I spend plenty of time talking about newbies. They are nervous at first, get a little direction and come out of the range all excited and buzzing. We gun people, know the feeling, or, if we don’t remember our first time, we’ve seen those folks at the range. But, believe it or not, not everyone catches the bug! (I know, I was shocked too!)
My best-ee is a big tough guy, who runs a construction company. He’s never been particularly interested in guns, though he’s not anti-gun either. Over the past two years of supportively listening to my firearms talk, he’s never come to the range with me. And then, this week, while meeting a new client, he was convinced to pull the trigger.
He called me afterword, but his excitement wasn’t for the act of shooting, it was just to share his milestone, with his firearm-loving friend. Worried that someone had given him a poor introduction, I asked what he’d shot first,
“The MP5.” I was horrified! And I told him so.
“That’s an awful place to start.” I said, but he stopped me. He said that it actually had less recoil than he was expecting. (And after years of construction sights, the noise really didn’t bother him.) I asked if he was, at all, nervous, but he told me he, genuinely, was not. They had given him a clear explanation of what to do, and were standing by to help. He knew to keep the muzzle pointed in a safe direction, so why should he have cause to be nervous? Then I asked if he was interested in trying any other guns, and he said simply,
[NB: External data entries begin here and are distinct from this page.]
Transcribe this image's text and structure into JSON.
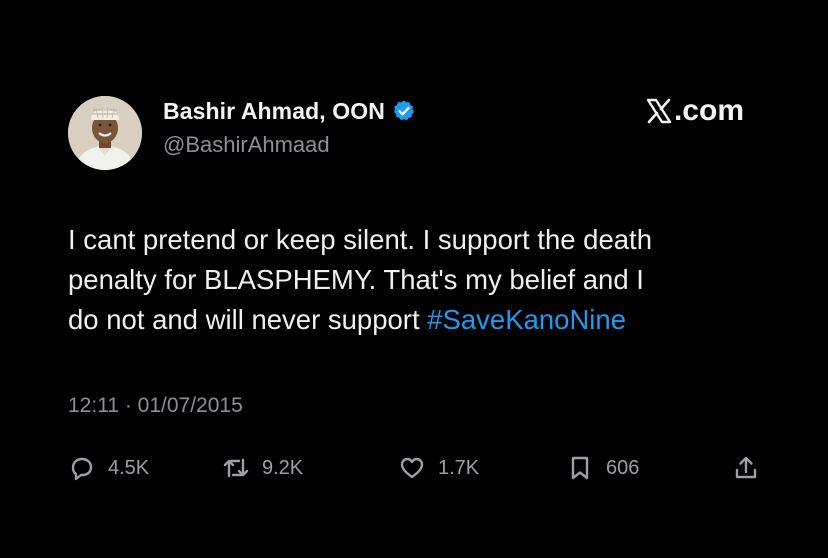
{
  "author": {
    "display_name": "Bashir Ahmad, OON",
    "handle": "@BashirAhmaad",
    "verified": true
  },
  "brand": {
    "label": ".com",
    "icon": "x-logo-icon"
  },
  "tweet": {
    "lines": [
      "I cant pretend or keep silent. I support the death",
      "penalty for BLASPHEMY. That's my belief and I",
      "do not and will never support "
    ],
    "hashtag": "#SaveKanoNine",
    "timestamp": "12:11 · 01/07/2015"
  },
  "actions": {
    "replies": "4.5K",
    "retweets": "9.2K",
    "likes": "1.7K",
    "bookmarks": "606"
  },
  "colors": {
    "background": "#000000",
    "hashtag": "#1d9bf0",
    "verified_badge": "#1d9bf0",
    "muted_text": "#8b9096"
  }
}
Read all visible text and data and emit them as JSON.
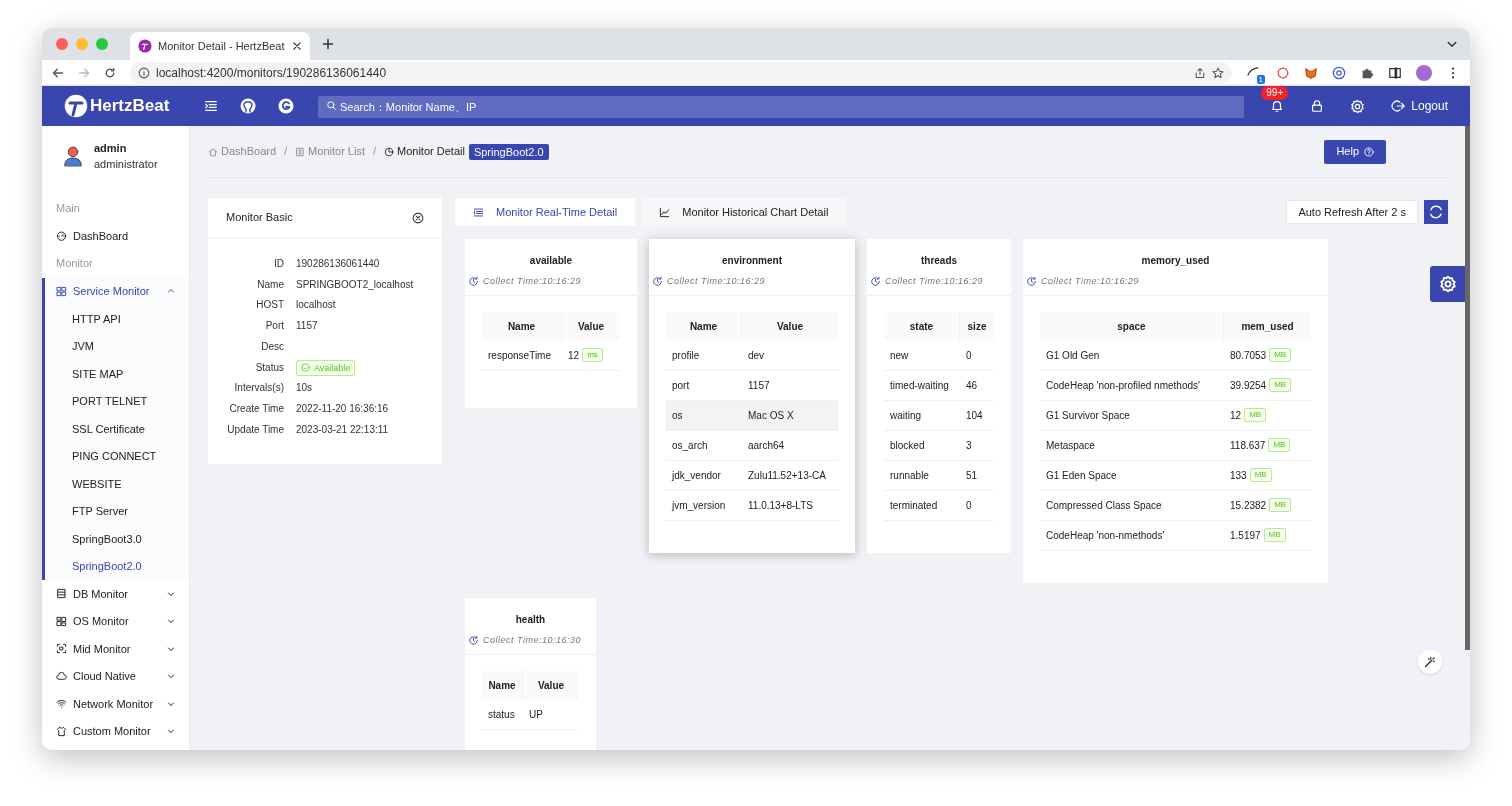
{
  "browser": {
    "tab_title": "Monitor Detail - HertzBeat",
    "url": "localhost:4200/monitors/190286136061440",
    "extension_badge": "1"
  },
  "header": {
    "logo_text": "HertzBeat",
    "search_placeholder": "Search：Monitor Name、IP",
    "notification_count": "99+",
    "logout": "Logout"
  },
  "user": {
    "name": "admin",
    "role": "administrator"
  },
  "sidebar": [
    {
      "title": "Main",
      "items": [
        {
          "label": "DashBoard",
          "selected": false,
          "expanded": false
        }
      ]
    },
    {
      "title": "Monitor",
      "items": [
        {
          "label": "Service Monitor",
          "selected": true,
          "expanded": true,
          "children": [
            {
              "label": "HTTP API",
              "selected": false
            },
            {
              "label": "JVM",
              "selected": false
            },
            {
              "label": "SITE MAP",
              "selected": false
            },
            {
              "label": "PORT TELNET",
              "selected": false
            },
            {
              "label": "SSL Certificate",
              "selected": false
            },
            {
              "label": "PING CONNECT",
              "selected": false
            },
            {
              "label": "WEBSITE",
              "selected": false
            },
            {
              "label": "FTP Server",
              "selected": false
            },
            {
              "label": "SpringBoot3.0",
              "selected": false
            },
            {
              "label": "SpringBoot2.0",
              "selected": true
            }
          ]
        },
        {
          "label": "DB Monitor",
          "selected": false,
          "expanded": false
        },
        {
          "label": "OS Monitor",
          "selected": false,
          "expanded": false
        },
        {
          "label": "Mid Monitor",
          "selected": false,
          "expanded": false
        },
        {
          "label": "Cloud Native",
          "selected": false,
          "expanded": false
        },
        {
          "label": "Network Monitor",
          "selected": false,
          "expanded": false
        },
        {
          "label": "Custom Monitor",
          "selected": false,
          "expanded": false
        }
      ]
    }
  ],
  "breadcrumb": [
    {
      "label": "DashBoard",
      "current": false
    },
    {
      "separator": "/",
      "label": "Monitor List",
      "current": false
    },
    {
      "separator": "/",
      "label": "Monitor Detail",
      "current": true
    }
  ],
  "breadcrumb_tag": "SpringBoot2.0",
  "help_button": "Help",
  "basic": {
    "title": "Monitor Basic",
    "fields": [
      {
        "label": "ID",
        "value": "190286136061440",
        "kind": "text"
      },
      {
        "label": "Name",
        "value": "SPRINGBOOT2_localhost",
        "kind": "text"
      },
      {
        "label": "HOST",
        "value": "localhost",
        "kind": "text"
      },
      {
        "label": "Port",
        "value": "1157",
        "kind": "text"
      },
      {
        "label": "Desc",
        "kind": "text"
      },
      {
        "label": "Status",
        "value": "Available",
        "kind": "status"
      },
      {
        "label": "Intervals(s)",
        "value": "10s",
        "kind": "text"
      },
      {
        "label": "Create Time",
        "value": "2022-11-20 16:36:16",
        "kind": "text"
      },
      {
        "label": "Update Time",
        "value": "2023-03-21 22:13:11",
        "kind": "text"
      }
    ]
  },
  "tabs": [
    {
      "label": "Monitor Real-Time Detail",
      "selected": true
    },
    {
      "label": "Monitor Historical Chart Detail",
      "selected": false
    }
  ],
  "auto_refresh": "Auto Refresh After 2 s",
  "metric_cards": [
    {
      "title": "available",
      "collect_time": "Collect Time:10:16:29",
      "hovered": false,
      "columns": [
        "Name",
        "Value"
      ],
      "rows": [
        {
          "hovered": false,
          "cells": [
            {
              "text": "responseTime"
            },
            {
              "text": "12",
              "unit": "ms"
            }
          ]
        }
      ]
    },
    {
      "title": "environment",
      "collect_time": "Collect Time:10:16:29",
      "hovered": true,
      "columns": [
        "Name",
        "Value"
      ],
      "rows": [
        {
          "hovered": false,
          "cells": [
            {
              "text": "profile"
            },
            {
              "text": "dev"
            }
          ]
        },
        {
          "hovered": false,
          "cells": [
            {
              "text": "port"
            },
            {
              "text": "1157"
            }
          ]
        },
        {
          "hovered": true,
          "cells": [
            {
              "text": "os"
            },
            {
              "text": "Mac OS X"
            }
          ]
        },
        {
          "hovered": false,
          "cells": [
            {
              "text": "os_arch"
            },
            {
              "text": "aarch64"
            }
          ]
        },
        {
          "hovered": false,
          "cells": [
            {
              "text": "jdk_vendor"
            },
            {
              "text": "Zulu11.52+13-CA"
            }
          ]
        },
        {
          "hovered": false,
          "cells": [
            {
              "text": "jvm_version"
            },
            {
              "text": "11.0.13+8-LTS"
            }
          ]
        }
      ]
    },
    {
      "title": "threads",
      "collect_time": "Collect Time:10:16:29",
      "hovered": false,
      "columns": [
        "state",
        "size"
      ],
      "rows": [
        {
          "hovered": false,
          "cells": [
            {
              "text": "new"
            },
            {
              "text": "0"
            }
          ]
        },
        {
          "hovered": false,
          "cells": [
            {
              "text": "timed-waiting"
            },
            {
              "text": "46"
            }
          ]
        },
        {
          "hovered": false,
          "cells": [
            {
              "text": "waiting"
            },
            {
              "text": "104"
            }
          ]
        },
        {
          "hovered": false,
          "cells": [
            {
              "text": "blocked"
            },
            {
              "text": "3"
            }
          ]
        },
        {
          "hovered": false,
          "cells": [
            {
              "text": "runnable"
            },
            {
              "text": "51"
            }
          ]
        },
        {
          "hovered": false,
          "cells": [
            {
              "text": "terminated"
            },
            {
              "text": "0"
            }
          ]
        }
      ]
    },
    {
      "title": "memory_used",
      "collect_time": "Collect Time:10:16:29",
      "hovered": false,
      "columns": [
        "space",
        "mem_used"
      ],
      "rows": [
        {
          "hovered": false,
          "cells": [
            {
              "text": "G1 Old Gen"
            },
            {
              "text": "80.7053",
              "unit": "MB"
            }
          ]
        },
        {
          "hovered": false,
          "cells": [
            {
              "text": "CodeHeap 'non-profiled nmethods'"
            },
            {
              "text": "39.9254",
              "unit": "MB"
            }
          ]
        },
        {
          "hovered": false,
          "cells": [
            {
              "text": "G1 Survivor Space"
            },
            {
              "text": "12",
              "unit": "MB"
            }
          ]
        },
        {
          "hovered": false,
          "cells": [
            {
              "text": "Metaspace"
            },
            {
              "text": "118.637",
              "unit": "MB"
            }
          ]
        },
        {
          "hovered": false,
          "cells": [
            {
              "text": "G1 Eden Space"
            },
            {
              "text": "133",
              "unit": "MB"
            }
          ]
        },
        {
          "hovered": false,
          "cells": [
            {
              "text": "Compressed Class Space"
            },
            {
              "text": "15.2382",
              "unit": "MB"
            }
          ]
        },
        {
          "hovered": false,
          "cells": [
            {
              "text": "CodeHeap 'non-nmethods'"
            },
            {
              "text": "1.5197",
              "unit": "MB"
            }
          ]
        }
      ]
    },
    {
      "title": "health",
      "collect_time": "Collect Time:10:16:30",
      "hovered": false,
      "columns": [
        "Name",
        "Value"
      ],
      "rows": [
        {
          "hovered": false,
          "cells": [
            {
              "text": "status"
            },
            {
              "text": "UP"
            }
          ]
        }
      ]
    }
  ]
}
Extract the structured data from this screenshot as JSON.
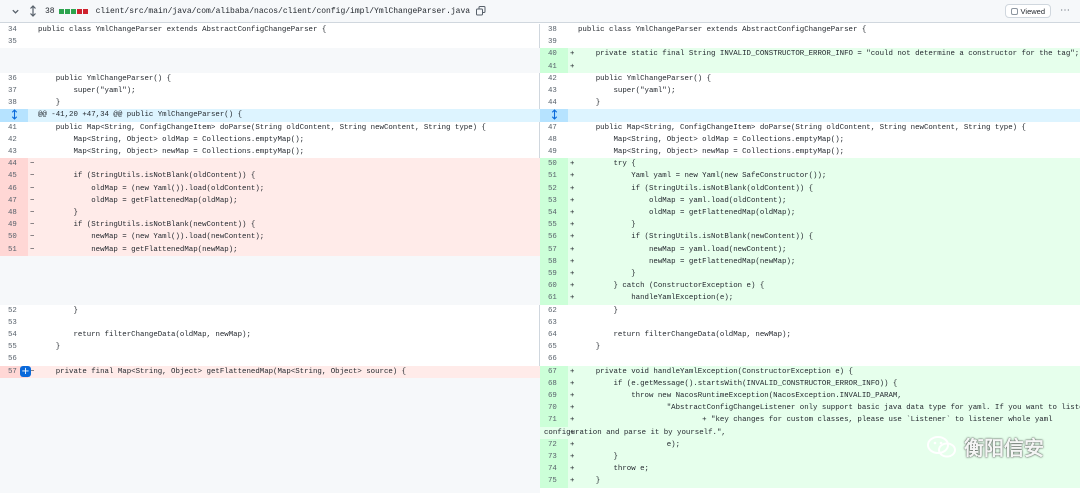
{
  "file_header": {
    "changes_count": "38",
    "bar_colors": [
      "#2da44e",
      "#2da44e",
      "#2da44e",
      "#cf222e",
      "#cf222e"
    ],
    "path": "client/src/main/java/com/alibaba/nacos/client/config/impl/YmlChangeParser.java",
    "viewed_label": "Viewed",
    "viewed_checked": false
  },
  "diff": {
    "hunk_header": "@@ -41,20 +47,34 @@ public YmlChangeParser() {",
    "left": [
      {
        "type": "ctx",
        "num": "34",
        "code": "public class YmlChangeParser extends AbstractConfigChangeParser {"
      },
      {
        "type": "ctx",
        "num": "35",
        "code": ""
      },
      {
        "type": "empty",
        "num": "",
        "code": ""
      },
      {
        "type": "empty",
        "num": "",
        "code": ""
      },
      {
        "type": "ctx",
        "num": "36",
        "code": "    public YmlChangeParser() {"
      },
      {
        "type": "ctx",
        "num": "37",
        "code": "        super(\"yaml\");"
      },
      {
        "type": "ctx",
        "num": "38",
        "code": "    }"
      },
      {
        "type": "hunk",
        "num": "",
        "code": ""
      },
      {
        "type": "ctx",
        "num": "41",
        "code": "    public Map<String, ConfigChangeItem> doParse(String oldContent, String newContent, String type) {"
      },
      {
        "type": "ctx",
        "num": "42",
        "code": "        Map<String, Object> oldMap = Collections.emptyMap();"
      },
      {
        "type": "ctx",
        "num": "43",
        "code": "        Map<String, Object> newMap = Collections.emptyMap();"
      },
      {
        "type": "del",
        "num": "44",
        "code": ""
      },
      {
        "type": "del",
        "num": "45",
        "code": "        if (StringUtils.isNotBlank(oldContent)) {"
      },
      {
        "type": "del",
        "num": "46",
        "code": "            oldMap = (new Yaml()).load(oldContent);"
      },
      {
        "type": "del",
        "num": "47",
        "code": "            oldMap = getFlattenedMap(oldMap);"
      },
      {
        "type": "del",
        "num": "48",
        "code": "        }"
      },
      {
        "type": "del",
        "num": "49",
        "code": "        if (StringUtils.isNotBlank(newContent)) {"
      },
      {
        "type": "del",
        "num": "50",
        "code": "            newMap = (new Yaml()).load(newContent);"
      },
      {
        "type": "del",
        "num": "51",
        "code": "            newMap = getFlattenedMap(newMap);"
      },
      {
        "type": "empty",
        "num": "",
        "code": ""
      },
      {
        "type": "empty",
        "num": "",
        "code": ""
      },
      {
        "type": "empty",
        "num": "",
        "code": ""
      },
      {
        "type": "empty",
        "num": "",
        "code": ""
      },
      {
        "type": "ctx",
        "num": "52",
        "code": "        }"
      },
      {
        "type": "ctx",
        "num": "53",
        "code": ""
      },
      {
        "type": "ctx",
        "num": "54",
        "code": "        return filterChangeData(oldMap, newMap);"
      },
      {
        "type": "ctx",
        "num": "55",
        "code": "    }"
      },
      {
        "type": "ctx",
        "num": "56",
        "code": ""
      },
      {
        "type": "del",
        "num": "57",
        "code": "    private final Map<String, Object> getFlattenedMap(Map<String, Object> source) {"
      },
      {
        "type": "empty",
        "num": "",
        "code": ""
      },
      {
        "type": "empty",
        "num": "",
        "code": ""
      },
      {
        "type": "empty",
        "num": "",
        "code": ""
      },
      {
        "type": "empty",
        "num": "",
        "code": ""
      },
      {
        "type": "empty",
        "num": "",
        "code": ""
      },
      {
        "type": "empty",
        "num": "",
        "code": ""
      },
      {
        "type": "empty",
        "num": "",
        "code": ""
      },
      {
        "type": "empty",
        "num": "",
        "code": ""
      },
      {
        "type": "empty",
        "num": "",
        "code": ""
      },
      {
        "type": "empty",
        "num": "",
        "code": ""
      }
    ],
    "right": [
      {
        "type": "ctx",
        "num": "38",
        "code": "public class YmlChangeParser extends AbstractConfigChangeParser {"
      },
      {
        "type": "ctx",
        "num": "39",
        "code": ""
      },
      {
        "type": "add",
        "num": "40",
        "code": "    private static final String INVALID_CONSTRUCTOR_ERROR_INFO = \"could not determine a constructor for the tag\";"
      },
      {
        "type": "add",
        "num": "41",
        "code": ""
      },
      {
        "type": "ctx",
        "num": "42",
        "code": "    public YmlChangeParser() {"
      },
      {
        "type": "ctx",
        "num": "43",
        "code": "        super(\"yaml\");"
      },
      {
        "type": "ctx",
        "num": "44",
        "code": "    }"
      },
      {
        "type": "hunk",
        "num": "",
        "code": ""
      },
      {
        "type": "ctx",
        "num": "47",
        "code": "    public Map<String, ConfigChangeItem> doParse(String oldContent, String newContent, String type) {"
      },
      {
        "type": "ctx",
        "num": "48",
        "code": "        Map<String, Object> oldMap = Collections.emptyMap();"
      },
      {
        "type": "ctx",
        "num": "49",
        "code": "        Map<String, Object> newMap = Collections.emptyMap();"
      },
      {
        "type": "add",
        "num": "50",
        "code": "        try {"
      },
      {
        "type": "add",
        "num": "51",
        "code": "            Yaml yaml = new Yaml(new SafeConstructor());"
      },
      {
        "type": "add",
        "num": "52",
        "code": "            if (StringUtils.isNotBlank(oldContent)) {"
      },
      {
        "type": "add",
        "num": "53",
        "code": "                oldMap = yaml.load(oldContent);"
      },
      {
        "type": "add",
        "num": "54",
        "code": "                oldMap = getFlattenedMap(oldMap);"
      },
      {
        "type": "add",
        "num": "55",
        "code": "            }"
      },
      {
        "type": "add",
        "num": "56",
        "code": "            if (StringUtils.isNotBlank(newContent)) {"
      },
      {
        "type": "add",
        "num": "57",
        "code": "                newMap = yaml.load(newContent);"
      },
      {
        "type": "add",
        "num": "58",
        "code": "                newMap = getFlattenedMap(newMap);"
      },
      {
        "type": "add",
        "num": "59",
        "code": "            }"
      },
      {
        "type": "add",
        "num": "60",
        "code": "        } catch (ConstructorException e) {"
      },
      {
        "type": "add",
        "num": "61",
        "code": "            handleYamlException(e);"
      },
      {
        "type": "ctx",
        "num": "62",
        "code": "        }"
      },
      {
        "type": "ctx",
        "num": "63",
        "code": ""
      },
      {
        "type": "ctx",
        "num": "64",
        "code": "        return filterChangeData(oldMap, newMap);"
      },
      {
        "type": "ctx",
        "num": "65",
        "code": "    }"
      },
      {
        "type": "ctx",
        "num": "66",
        "code": ""
      },
      {
        "type": "add",
        "num": "67",
        "code": "    private void handleYamlException(ConstructorException e) {"
      },
      {
        "type": "add",
        "num": "68",
        "code": "        if (e.getMessage().startsWith(INVALID_CONSTRUCTOR_ERROR_INFO)) {"
      },
      {
        "type": "add",
        "num": "69",
        "code": "            throw new NacosRuntimeException(NacosException.INVALID_PARAM,"
      },
      {
        "type": "add",
        "num": "70",
        "code": "                    \"AbstractConfigChangeListener only support basic java data type for yaml. If you want to listen \""
      },
      {
        "type": "add",
        "num": "71",
        "code": "                            + \"key changes for custom classes, please use `Listener` to listener whole yaml"
      },
      {
        "type": "addwrap",
        "num": "",
        "code": "configuration and parse it by yourself.\","
      },
      {
        "type": "add",
        "num": "72",
        "code": "                    e);"
      },
      {
        "type": "add",
        "num": "73",
        "code": "        }"
      },
      {
        "type": "add",
        "num": "74",
        "code": "        throw e;"
      },
      {
        "type": "add",
        "num": "75",
        "code": "    }"
      }
    ]
  },
  "watermark": {
    "text": "衡阳信安"
  }
}
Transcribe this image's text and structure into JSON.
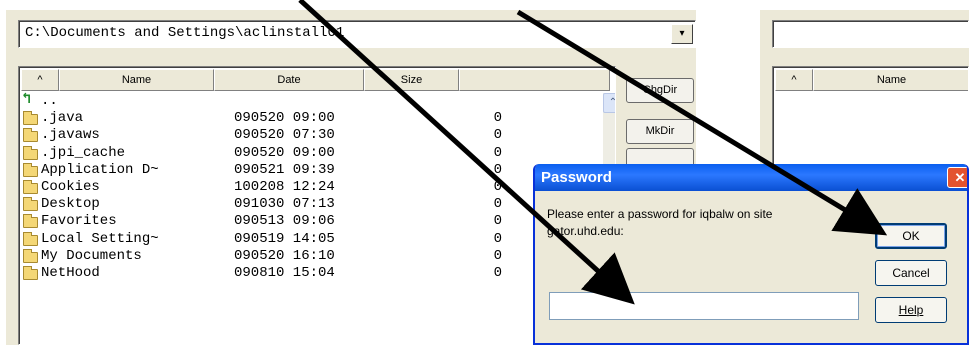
{
  "left_pane": {
    "path": "C:\\Documents and Settings\\aclinstall01",
    "dropdown_glyph": "▾",
    "columns": [
      "^",
      "Name",
      "Date",
      "Size"
    ],
    "rows": [
      {
        "name": "..",
        "date": "",
        "size": "",
        "icon": "up-folder-icon"
      },
      {
        "name": ".java",
        "date": "090520 09:00",
        "size": "0",
        "icon": "folder-icon"
      },
      {
        "name": ".javaws",
        "date": "090520 07:30",
        "size": "0",
        "icon": "folder-icon"
      },
      {
        "name": ".jpi_cache",
        "date": "090520 09:00",
        "size": "0",
        "icon": "folder-icon"
      },
      {
        "name": "Application D~",
        "date": "090521 09:39",
        "size": "0",
        "icon": "folder-icon"
      },
      {
        "name": "Cookies",
        "date": "100208 12:24",
        "size": "0",
        "icon": "folder-icon"
      },
      {
        "name": "Desktop",
        "date": "091030 07:13",
        "size": "0",
        "icon": "folder-icon"
      },
      {
        "name": "Favorites",
        "date": "090513 09:06",
        "size": "0",
        "icon": "folder-icon"
      },
      {
        "name": "Local Setting~",
        "date": "090519 14:05",
        "size": "0",
        "icon": "folder-icon"
      },
      {
        "name": "My Documents",
        "date": "090520 16:10",
        "size": "0",
        "icon": "folder-icon"
      },
      {
        "name": "NetHood",
        "date": "090810 15:04",
        "size": "0",
        "icon": "folder-icon"
      }
    ],
    "scroll_up_glyph": "⌃",
    "buttons": {
      "chgdir": "ChgDir",
      "mkdir": "MkDir"
    }
  },
  "right_pane": {
    "path": "",
    "columns": [
      "^",
      "Name"
    ]
  },
  "dialog": {
    "title": "Password",
    "close_glyph": "✕",
    "prompt": "Please enter a password for iqbalw on site gator.uhd.edu:",
    "password_value": "",
    "ok_label": "OK",
    "cancel_label": "Cancel",
    "help_label": "Help"
  },
  "annotation": {
    "arrow_color": "#000000",
    "icon": "pointer-arrow"
  }
}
“I’ve always thought guns weren’t for me, but I’ll try anything once. Now I did it and bonded with the client at the same time, so… that’s all.”
What went wrong? Isn’t the bug automatic, as long as the newbie has a good, safe time? And then it occurred to me that maybe the joy of shooting is in some people and not in others. It is built into who we are and awakened, not caught at the range, like a disease.
But what trait makes a person, a gun-person?